* **What the task asks**: For the data below, work out how many lines include the string "Going" and report only the number.

*** Dataset excerpts ***

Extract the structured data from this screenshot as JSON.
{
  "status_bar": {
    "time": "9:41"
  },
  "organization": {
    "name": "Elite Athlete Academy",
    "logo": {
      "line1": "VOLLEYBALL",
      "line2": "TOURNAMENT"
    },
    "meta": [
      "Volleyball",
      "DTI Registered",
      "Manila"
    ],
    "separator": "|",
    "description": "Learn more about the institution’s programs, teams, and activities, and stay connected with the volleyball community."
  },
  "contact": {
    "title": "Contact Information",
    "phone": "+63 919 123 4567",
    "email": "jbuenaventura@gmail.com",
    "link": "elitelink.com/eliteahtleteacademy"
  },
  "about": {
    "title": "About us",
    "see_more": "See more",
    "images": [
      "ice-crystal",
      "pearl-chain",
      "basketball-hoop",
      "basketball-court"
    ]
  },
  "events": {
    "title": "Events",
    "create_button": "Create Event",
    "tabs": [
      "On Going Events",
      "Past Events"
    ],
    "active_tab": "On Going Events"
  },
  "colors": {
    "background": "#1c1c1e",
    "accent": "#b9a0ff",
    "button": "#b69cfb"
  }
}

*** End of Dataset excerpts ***

* **Solution to the problem**: 2